Today’s readings are actually related in theme and are meant to come after the Sermon on the mount or the Beatitudes which would have been read last Sunday if the Feast of the Presentation had not taken replaced it. The second reading is interesting as over the centuries so many have argued about faith and reason and belief. Paul here tells us faith comes from the power of God and basically a gift and concludes that preaching Christ in life and crucifixion is what his task is about. In the gospel, Jesus talks of salt, a house on a mountain and light. These three metaphors are what he uses to describe the role of his followers. We today know how important salt is to taste and flavor of food, but in biblical times it was a preservative and also an aid in producing fuel for its ovens and when no longer useful it provided filler for muddy roads. From our driving experience, I think we all are aware how a lighted structure on a hill or mountain stands out, or even a bit further the pictures of cities lit up at night from space. Finally, we all know what a lamp does and how lost we would be without it.
So, Jesus says we are the salt of the earth. It means we are a spice, a flavor, as you might a witness. We are not meant to take over but to show the way, to season the society by living the words and power Of God. Those word were the word of the beatitudes spoken to the multitude. Words meant not just for me but for all. Words which look to care for all. It highlight Isaiah today to feed the hungry, to give shelter to give clothing, or just to look out for our own, for we are all one in the Lord. We must remember such witness and action is that. Remember salt is the seasoning and not the main course. Just like that we are the means that God shines forth for that is the purpose of our saltiness

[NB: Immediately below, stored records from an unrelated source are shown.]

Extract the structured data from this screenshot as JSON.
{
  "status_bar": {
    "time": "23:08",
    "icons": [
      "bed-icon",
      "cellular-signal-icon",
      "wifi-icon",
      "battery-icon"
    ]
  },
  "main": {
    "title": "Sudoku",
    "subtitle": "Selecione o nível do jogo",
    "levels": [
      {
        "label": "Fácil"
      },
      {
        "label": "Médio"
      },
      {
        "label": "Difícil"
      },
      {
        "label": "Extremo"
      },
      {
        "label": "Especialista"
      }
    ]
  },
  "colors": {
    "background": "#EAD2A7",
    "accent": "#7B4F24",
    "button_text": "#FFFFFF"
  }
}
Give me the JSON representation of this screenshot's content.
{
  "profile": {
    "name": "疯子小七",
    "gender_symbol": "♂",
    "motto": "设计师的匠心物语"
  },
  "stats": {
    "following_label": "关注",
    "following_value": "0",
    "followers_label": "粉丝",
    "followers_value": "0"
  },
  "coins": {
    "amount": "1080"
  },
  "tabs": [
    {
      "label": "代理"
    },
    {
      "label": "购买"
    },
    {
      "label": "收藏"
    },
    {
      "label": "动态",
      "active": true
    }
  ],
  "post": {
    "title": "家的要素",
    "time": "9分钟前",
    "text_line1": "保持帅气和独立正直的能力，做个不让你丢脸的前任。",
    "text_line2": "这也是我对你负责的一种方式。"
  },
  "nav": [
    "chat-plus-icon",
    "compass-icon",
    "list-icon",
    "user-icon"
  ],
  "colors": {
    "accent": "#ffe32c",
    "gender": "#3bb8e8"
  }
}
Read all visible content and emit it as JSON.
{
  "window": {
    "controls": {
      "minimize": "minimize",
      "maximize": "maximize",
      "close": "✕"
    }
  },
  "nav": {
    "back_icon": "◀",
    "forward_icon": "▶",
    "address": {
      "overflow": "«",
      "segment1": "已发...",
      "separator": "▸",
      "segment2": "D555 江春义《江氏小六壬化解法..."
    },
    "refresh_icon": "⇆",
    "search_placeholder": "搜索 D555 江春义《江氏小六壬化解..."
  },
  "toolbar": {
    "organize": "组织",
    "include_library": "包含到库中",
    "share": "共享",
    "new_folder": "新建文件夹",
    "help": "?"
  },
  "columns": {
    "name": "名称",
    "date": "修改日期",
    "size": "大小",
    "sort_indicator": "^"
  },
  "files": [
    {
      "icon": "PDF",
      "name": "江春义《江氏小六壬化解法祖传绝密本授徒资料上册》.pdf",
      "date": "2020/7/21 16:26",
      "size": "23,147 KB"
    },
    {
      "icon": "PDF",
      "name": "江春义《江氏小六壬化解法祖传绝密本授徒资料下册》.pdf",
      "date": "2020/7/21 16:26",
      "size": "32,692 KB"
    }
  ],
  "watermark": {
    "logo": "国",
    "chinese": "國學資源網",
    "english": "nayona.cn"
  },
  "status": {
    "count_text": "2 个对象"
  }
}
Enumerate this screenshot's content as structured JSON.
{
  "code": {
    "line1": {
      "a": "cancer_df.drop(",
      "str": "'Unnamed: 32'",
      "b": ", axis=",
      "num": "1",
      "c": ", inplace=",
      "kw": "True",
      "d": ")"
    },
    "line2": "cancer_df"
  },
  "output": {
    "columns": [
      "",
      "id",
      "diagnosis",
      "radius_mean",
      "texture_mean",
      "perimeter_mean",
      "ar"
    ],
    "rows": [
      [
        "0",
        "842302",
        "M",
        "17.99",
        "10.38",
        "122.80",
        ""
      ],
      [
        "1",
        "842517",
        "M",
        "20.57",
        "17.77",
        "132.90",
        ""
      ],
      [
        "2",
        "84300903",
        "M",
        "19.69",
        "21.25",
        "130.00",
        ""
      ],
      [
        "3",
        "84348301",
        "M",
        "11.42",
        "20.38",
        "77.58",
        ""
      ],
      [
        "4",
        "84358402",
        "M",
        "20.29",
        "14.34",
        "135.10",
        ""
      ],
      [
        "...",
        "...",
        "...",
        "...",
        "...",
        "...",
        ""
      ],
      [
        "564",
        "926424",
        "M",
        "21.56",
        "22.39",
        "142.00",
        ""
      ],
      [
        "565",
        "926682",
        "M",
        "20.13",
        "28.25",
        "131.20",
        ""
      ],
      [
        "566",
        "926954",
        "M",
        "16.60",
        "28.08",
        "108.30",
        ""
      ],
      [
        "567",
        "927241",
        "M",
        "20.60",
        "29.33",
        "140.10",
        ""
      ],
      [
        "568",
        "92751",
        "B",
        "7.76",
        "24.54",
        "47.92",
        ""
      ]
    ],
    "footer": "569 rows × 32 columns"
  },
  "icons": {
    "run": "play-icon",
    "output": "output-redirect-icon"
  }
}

As a light in a house or a light on a mountain, our purpose is the same to facilitate the ability to see. Our light, our faith is a glory to be seen. It is a power which transcends us and reaches out to others. It is the power of God working through us and summons others to the faith. We can never forget that it is not our work, but the power of God. What we do and share gives witness and enhances his work on the earth encompassing more people along the way. It is interesting that the early Christians, while believing felt a certain futility because of the lack of numbers. Yet over the centuries we have come to learn, at least in some ways, that God’s ways are not ours. Our measurement is oftentimes self-serving and not in full knowledge of God’s will.
Today’s message then is clear that we are called to look out for each other. The hungry, homeless, the oppressed, the sick. What help and service, what witness is what comes back to us. The biggest example of this giving and service was Christ himself. Nothing stood in the way he gave himself over as a man to the power of God. While we know that as frail as a person that we are and how far short we all fall from him, we are through God’s power given the means to try and in his plan to succeed.